For many photographers, the thought of adjusting camera settings can be daunting. Manual settings can be overwhelming, and adjusting them can take time away from capturing the perfect shot. Luckily, there are still plenty of camera settings that aren’t manual that can help you achieve great results. In this article, we’ll go over some of the most useful non-manual camera settings for beginners.
Before we dive into the specific camera settings, let’s review some basic terminology. Exposure refers to the amount of light that enters the camera lens and hits the sensor. Shutter speed is the amount of time the camera’s shutter stays open, allowing light to hit the sensor. Aperture is the size of the opening in the lens that allows light to enter. ISO refers to the sensitivity of the camera’s sensor to light.
One of the easiest non-manual settings to try out is auto ISO. This setting allows the camera to automatically adjust the ISO based on the lighting conditions. This can be especially useful in situations where the lighting is constantly changing, such as when shooting outdoors on a cloudy day.
Shutter Priority Mode
Shutter priority mode is a semi-automatic mode that allows you to set the shutter speed while the camera adjusts the other settings. This mode can be useful when you want to capture motion, such as in sports photography. A faster shutter speed will freeze the action, while a slower shutter speed can create motion blur.
Aperture Priority Mode
Aperture priority mode is another semi-automatic mode that allows you to set the aperture while the camera adjusts the other settings. This mode can be useful when you want to control the depth of field, or the amount of the image that is in focus. A larger aperture (smaller f-number) will create a shallow depth of field, while a smaller aperture (larger f-number) will create a deeper depth of field.
Program mode is a fully automatic mode that allows the camera to adjust all the settings. This mode can be useful when you’re in a hurry or aren’t sure which settings to use. However, keep in mind that the camera may not always choose the optimal settings for the situation.

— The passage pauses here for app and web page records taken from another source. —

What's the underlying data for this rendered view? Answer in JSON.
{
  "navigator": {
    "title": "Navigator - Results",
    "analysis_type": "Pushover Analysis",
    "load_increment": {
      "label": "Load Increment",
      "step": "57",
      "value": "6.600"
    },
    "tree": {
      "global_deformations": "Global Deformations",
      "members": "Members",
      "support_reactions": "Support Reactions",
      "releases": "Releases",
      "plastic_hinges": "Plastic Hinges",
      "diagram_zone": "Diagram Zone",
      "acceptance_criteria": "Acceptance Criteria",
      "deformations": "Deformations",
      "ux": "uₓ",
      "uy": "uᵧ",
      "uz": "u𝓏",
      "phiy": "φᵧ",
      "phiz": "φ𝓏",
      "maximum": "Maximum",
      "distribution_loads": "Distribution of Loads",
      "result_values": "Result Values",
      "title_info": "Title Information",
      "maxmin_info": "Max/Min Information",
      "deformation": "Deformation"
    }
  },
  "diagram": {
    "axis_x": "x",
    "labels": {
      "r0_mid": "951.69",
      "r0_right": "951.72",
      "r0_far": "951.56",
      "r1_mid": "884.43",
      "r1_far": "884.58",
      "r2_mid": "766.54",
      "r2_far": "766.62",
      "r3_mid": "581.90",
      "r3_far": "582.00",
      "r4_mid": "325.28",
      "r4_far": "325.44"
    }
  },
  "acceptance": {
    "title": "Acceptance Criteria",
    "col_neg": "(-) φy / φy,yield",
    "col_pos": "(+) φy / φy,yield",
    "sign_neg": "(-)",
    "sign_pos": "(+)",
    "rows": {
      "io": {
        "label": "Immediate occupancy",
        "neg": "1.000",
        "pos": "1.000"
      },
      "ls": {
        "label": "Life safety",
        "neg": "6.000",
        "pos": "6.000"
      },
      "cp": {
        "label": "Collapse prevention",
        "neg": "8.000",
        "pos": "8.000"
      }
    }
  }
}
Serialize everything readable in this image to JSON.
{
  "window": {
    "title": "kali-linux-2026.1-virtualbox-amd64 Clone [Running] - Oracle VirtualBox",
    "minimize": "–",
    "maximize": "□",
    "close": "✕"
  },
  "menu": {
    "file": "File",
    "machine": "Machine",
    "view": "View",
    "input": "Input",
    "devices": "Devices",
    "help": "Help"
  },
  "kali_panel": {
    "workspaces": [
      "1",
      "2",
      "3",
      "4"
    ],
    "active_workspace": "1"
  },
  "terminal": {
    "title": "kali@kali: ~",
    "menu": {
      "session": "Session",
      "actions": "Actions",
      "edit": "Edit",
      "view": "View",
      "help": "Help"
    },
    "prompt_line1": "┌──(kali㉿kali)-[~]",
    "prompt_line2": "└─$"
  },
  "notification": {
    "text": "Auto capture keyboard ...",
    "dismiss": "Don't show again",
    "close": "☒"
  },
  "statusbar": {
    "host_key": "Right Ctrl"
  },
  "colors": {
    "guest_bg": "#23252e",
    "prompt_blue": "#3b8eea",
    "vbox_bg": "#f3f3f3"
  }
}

Once you’re comfortable with the basics, there are some more advanced non-manual settings to try out.
Exposure compensation allows you to adjust the exposure up or down in small increments. This can be useful when the camera’s metering system is not quite accurate, such as when shooting a subject that is mostly white or black. You can use exposure compensation to adjust the exposure to your liking.
White balance refers to the color temperature of the light. Different types of light have different color temperatures, and the camera’s white balance setting can affect the color of your images. The auto white balance setting can work well in many situations, but you may want to experiment with the other settings, such as daylight, cloudy, or tungsten.
There are several focus modes to choose from, including single shot, continuous, and manual focus. Single shot mode is useful for stationary subjects, while continuous mode can help you capture moving subjects. Manual focus can be useful when you want complete control over the focus.
While manual camera settings can be intimidating, there are plenty of non-manual camera settings that can help you achieve great results. From auto ISO to focus modes, the settings we’ve covered in this article can help you take better photos without spending hours adjusting manual settings. As you become more comfortable with these non-manual settings, you may find yourself wanting to experiment with manual settings as well.